Probing the mechanics of cellulose and nucleus associated machinery using optical tweezers
Brady, Sonia Karoline
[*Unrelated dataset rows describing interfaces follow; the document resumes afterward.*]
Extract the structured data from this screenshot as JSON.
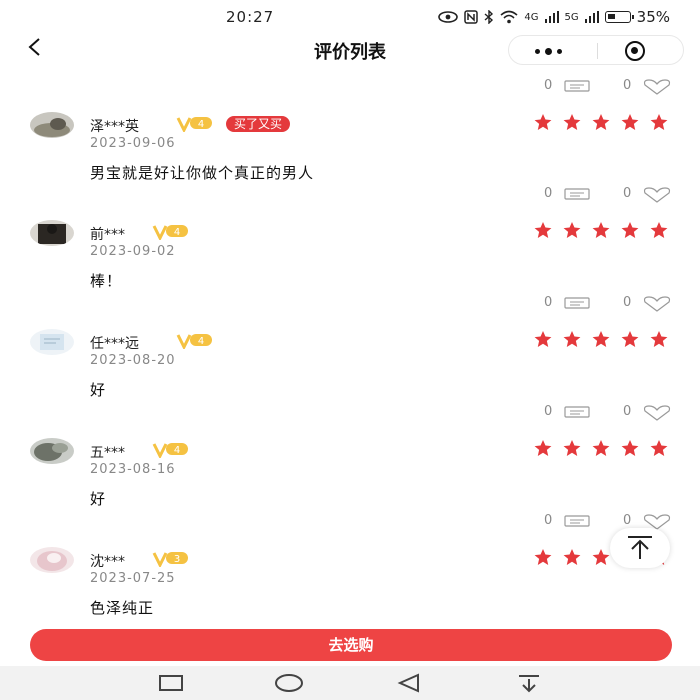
{
  "status_bar": {
    "time": "20:27",
    "network": "4G",
    "network2": "5G",
    "battery": "35%"
  },
  "header": {
    "title": "评价列表",
    "back_icon": "back-arrow-icon",
    "menu_icon": "more-dots-icon",
    "close_icon": "target-icon"
  },
  "top_counts": {
    "comments": "0",
    "likes": "0"
  },
  "reviews": [
    {
      "username": "泽***英",
      "vip_level": "4",
      "tag": "买了又买",
      "date": "2023-09-06",
      "content": "男宝就是好让你做个真正的男人",
      "stars": 5,
      "comments": "0",
      "likes": "0"
    },
    {
      "username": "前***",
      "vip_level": "4",
      "date": "2023-09-02",
      "content": "棒！",
      "stars": 5,
      "comments": "0",
      "likes": "0"
    },
    {
      "username": "任***远",
      "vip_level": "4",
      "date": "2023-08-20",
      "content": "好",
      "stars": 5,
      "comments": "0",
      "likes": "0"
    },
    {
      "username": "五***",
      "vip_level": "4",
      "date": "2023-08-16",
      "content": "好",
      "stars": 5,
      "comments": "0",
      "likes": "0"
    },
    {
      "username": "沈***",
      "vip_level": "3",
      "date": "2023-07-25",
      "content": "色泽纯正",
      "stars": 5
    }
  ],
  "bottom_button": {
    "label": "去选购"
  },
  "colors": {
    "accent": "#ee4444",
    "star": "#e4393c",
    "vip_gold": "#f5c242"
  }
}
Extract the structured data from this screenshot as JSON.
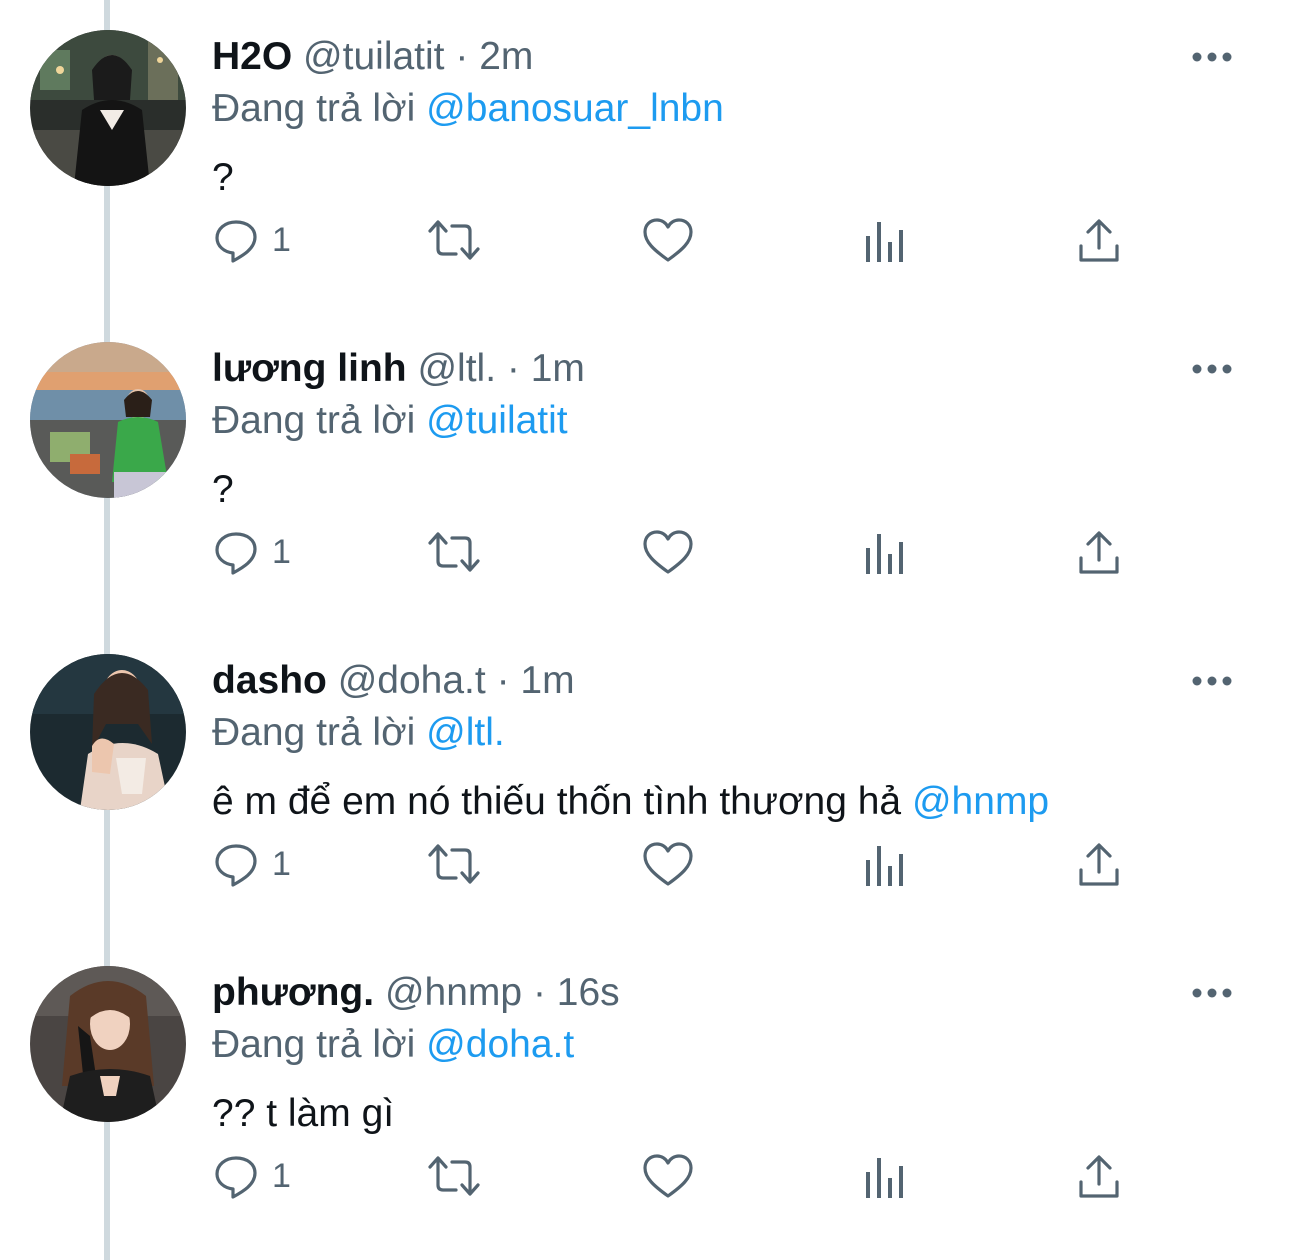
{
  "colors": {
    "text": "#0f1419",
    "secondary": "#536471",
    "link": "#1d9bf0",
    "thread_line": "#cfd9de"
  },
  "replying_prefix": "Đang trả lời",
  "tweets": [
    {
      "display_name": "H2O",
      "handle": "@tuilatit",
      "separator": "·",
      "time": "2m",
      "replying_to": "@banosuar_lnbn",
      "text": "?",
      "text_mention": "",
      "reply_count": "1",
      "avatar_icon": "avatar-photo-icon"
    },
    {
      "display_name": "lương linh",
      "handle": "@ltl.",
      "separator": "·",
      "time": "1m",
      "replying_to": "@tuilatit",
      "text": "?",
      "text_mention": "",
      "reply_count": "1",
      "avatar_icon": "avatar-photo-icon"
    },
    {
      "display_name": "dasho",
      "handle": "@doha.t",
      "separator": "·",
      "time": "1m",
      "replying_to": "@ltl.",
      "text": "ê m để em nó thiếu thốn tình thương hả ",
      "text_mention": "@hnmp",
      "reply_count": "1",
      "avatar_icon": "avatar-photo-icon"
    },
    {
      "display_name": "phương.",
      "handle": "@hnmp",
      "separator": "·",
      "time": "16s",
      "replying_to": "@doha.t",
      "text": "?? t làm gì",
      "text_mention": "",
      "reply_count": "1",
      "avatar_icon": "avatar-photo-icon"
    }
  ],
  "action_icons": [
    "reply-icon",
    "retweet-icon",
    "like-icon",
    "analytics-icon",
    "share-icon"
  ]
}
A fundamental understanding of biology is necessary for the engineering of biological systems and the successful employment of process and product development across a variety of industries. In an effort to truly understand the underlying mechanisms of some of these systems, the use of techniques that allow for detailed characterization of system components in isolated environments, often benefiting from the detection of hidden populations and their unique pathways, is required. Single molecule techniques are well suited for such studies. Here we use single molecule optical trapping based assays to investigate three biological systems: cellulose degradation by cellobiohydrolase 1 from Trichoderma reesei (TrCel7A), cellulose synthesis by bacterial cellulose synthase A and B (BcsAB), and the mechanotransduction of forces at the nuclear membrane, with nanometer and picoNewton precision in real time. Cellulose, a major component of cell walls, is the most abundant polymer on earth and, as a glucose polymer, a valuable source of sugar for fermentation into biofuels. Unfortunately, the stability of cellulose makes much of its sugar backbone inaccessible without the help of cellulases. Through direct measurement of individual TrCel7A molecules, we find a system that processively hydrolyzes cellulose in discrete single cellobiose (glucose dimer) steps with little regard for opposing forces. While biofuels provide motivation for cellulose degradation research, biofilms proved the motivation for cellulose synthesis. Cellulose is also a component of biofilms, stable antibiotic resistant bacterial environments that are responsible for hundreds of thousands of health care derived infections each year. BcsAB reveals a highly biochemically controlled complex whose activity is quenched with assisting forces of approximately 6-7 pN. Last, we turn our attention to the mechanotransduction of signals through the cell to the nucleus where mechanical based genetic reprogramming can result. Exactly how those signals are delivered from the cytoskeleton to the nucleus is unknown. By focusing on single interactions between cytoskeletal components of hMSCs and nesprin proteins on the nuclear membrane, we find that cell growth conditions can dictate the forces required for a conserved nuclear response.